THG has received the following communication from the EGGF and publishes it verbatim herewith in an attempt to warn affected residents of the serious implications of flawed valuation roll:
Property values trebled.....   Rates bills quadrupled.... What the Heck is going on?
Earlier in 2014, the EGGF pointed out a number of irregularities to Emakhazeni Local Municipality regarding the Valuation Roll.  Discussions continued and eventually a new Valuation Roll was prepared – funded by Nkangala District Municipality - as ELM couldn’t afford to pay. So, an independent valuer was appointed and the results of their work can be seen on the ELM website ( Wow ! What a difference in values to the Roll introduced in 2009. In many cases, the ‘market value’ of the houses, businesses, farms etc. has increased three-fold - but it seems so few people are aware of this. Objections to the new valuations closed on 30 September with about 500 being lodged by this date. Just 500 of the 13,722 households (census 2011) in Emakhazeni! OK, so not all of these households fall within the ‘significant change’ band but many do and it seems as though the lack of interest may well come and bite them at a later stage. Further, the Municipal Property Rates Act (2004) clearly states that a Valuation Roll has a duration of four years and can ONLY be extended, by permission of the MEC, for a further period of one year – which happened. As the Valuation Roll which ELM have already implemented is still, effectively, in its draft stage (objections must be attended to before it can be implemented) and, as the Act states that it can only come into effect on 1st July in any year, we are advised that the Roll can, accordingly, only come into effect on 1 July 2015 – and that assumes that all the other legal irregularities we have pointed out to ELM are resolved !
Then, contrary to the advice give to them by EGGF, and contrary to National Treasury guidelines, ELM decided they would use the same tariffs as were in effect last year.    Treasury guidelines are that any increase in actual rates charged to ratepayers should not significantly exceed CPI and any municipality wishing to charge higher rates must make a case to Treasury for approval before such rates can be implemented. Well, that just hasn’t happened and in many cases the rates accounts sent out by ELM from July onwards have been double, treble or even quadruple what was being billed in June.
We’ve had meetings with ELM on these problems but little has transpired and even a provincial representative from Co-operative Governance and Traditional Affairs ( the body responsible for ensuring municipalities function legally and properly) who attended the last meeting has failed to respond to these problems and our strong request that an urgent meeting to discuss the irregularities be convened.
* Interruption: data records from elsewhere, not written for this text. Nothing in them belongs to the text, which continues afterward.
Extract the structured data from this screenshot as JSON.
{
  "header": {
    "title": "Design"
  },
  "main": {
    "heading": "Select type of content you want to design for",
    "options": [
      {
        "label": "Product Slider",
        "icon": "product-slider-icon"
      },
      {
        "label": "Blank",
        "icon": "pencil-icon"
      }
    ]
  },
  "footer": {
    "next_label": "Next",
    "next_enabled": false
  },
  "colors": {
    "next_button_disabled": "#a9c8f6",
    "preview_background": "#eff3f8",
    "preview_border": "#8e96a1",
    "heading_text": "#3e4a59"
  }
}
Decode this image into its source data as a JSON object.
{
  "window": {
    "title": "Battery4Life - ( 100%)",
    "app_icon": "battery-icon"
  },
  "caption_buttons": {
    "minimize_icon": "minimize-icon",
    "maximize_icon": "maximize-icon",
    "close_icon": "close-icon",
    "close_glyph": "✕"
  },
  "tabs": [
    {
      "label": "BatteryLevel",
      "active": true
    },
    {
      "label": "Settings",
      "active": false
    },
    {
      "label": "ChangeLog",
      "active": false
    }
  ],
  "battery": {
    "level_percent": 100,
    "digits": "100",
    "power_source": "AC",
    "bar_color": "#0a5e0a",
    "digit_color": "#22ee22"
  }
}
We’ve also requested intervention from the Ministers of Finance and Co-operative Governance and the Auditor General and, at the time of going to press, we still await their response.

We recognise that ELM cannot function without income so our position has been, and remains, that ratepayers should only pay rates at the level they were paying in June this year until this whole sorry mess has been resolved.